* [Description of the task] Write out each record a second time, exactly.

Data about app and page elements
---+---

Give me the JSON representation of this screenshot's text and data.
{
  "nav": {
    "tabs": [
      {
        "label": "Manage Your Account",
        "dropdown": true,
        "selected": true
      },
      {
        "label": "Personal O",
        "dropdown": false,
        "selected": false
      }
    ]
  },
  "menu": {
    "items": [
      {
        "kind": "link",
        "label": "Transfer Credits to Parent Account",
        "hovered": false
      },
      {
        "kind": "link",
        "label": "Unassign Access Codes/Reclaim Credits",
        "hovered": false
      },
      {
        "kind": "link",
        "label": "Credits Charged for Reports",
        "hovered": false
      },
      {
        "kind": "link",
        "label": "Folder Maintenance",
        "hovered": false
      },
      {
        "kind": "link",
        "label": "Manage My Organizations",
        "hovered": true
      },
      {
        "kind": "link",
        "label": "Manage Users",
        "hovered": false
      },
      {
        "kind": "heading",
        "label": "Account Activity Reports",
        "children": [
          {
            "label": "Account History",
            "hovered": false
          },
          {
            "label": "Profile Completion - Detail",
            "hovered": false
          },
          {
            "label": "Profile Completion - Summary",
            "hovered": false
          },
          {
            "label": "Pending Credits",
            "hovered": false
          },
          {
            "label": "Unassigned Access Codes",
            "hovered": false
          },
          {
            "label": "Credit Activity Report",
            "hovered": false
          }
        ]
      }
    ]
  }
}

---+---

* [Response to the exercise]
Give me the JSON representation of this screenshot's text and data.
{
  "nav": {
    "tabs": [
      {
        "label": "Manage Your Account",
        "dropdown": true,
        "selected": true
      },
      {
        "label": "Personal O",
        "dropdown": false,
        "selected": false
      }
    ]
  },
  "menu": {
    "items": [
      {
        "kind": "link",
        "label": "Transfer Credits to Parent Account",
        "hovered": false
      },
      {
        "kind": "link",
        "label": "Unassign Access Codes/Reclaim Credits",
        "hovered": false
      },
      {
        "kind": "link",
        "label": "Credits Charged for Reports",
        "hovered": false
      },
      {
        "kind": "link",
        "label": "Folder Maintenance",
        "hovered": false
      },
      {
        "kind": "link",
        "label": "Manage My Organizations",
        "hovered": true
      },
      {
        "kind": "link",
        "label": "Manage Users",
        "hovered": false
      },
      {
        "kind": "heading",
        "label": "Account Activity Reports",
        "children": [
          {
            "label": "Account History",
            "hovered": false
          },
          {
            "label": "Profile Completion - Detail",
            "hovered": false
          },
          {
            "label": "Profile Completion - Summary",
            "hovered": false
          },
          {
            "label": "Pending Credits",
            "hovered": false
          },
          {
            "label": "Unassigned Access Codes",
            "hovered": false
          },
          {
            "label": "Credit Activity Report",
            "hovered": false
          }
        ]
      }
    ]
  }
}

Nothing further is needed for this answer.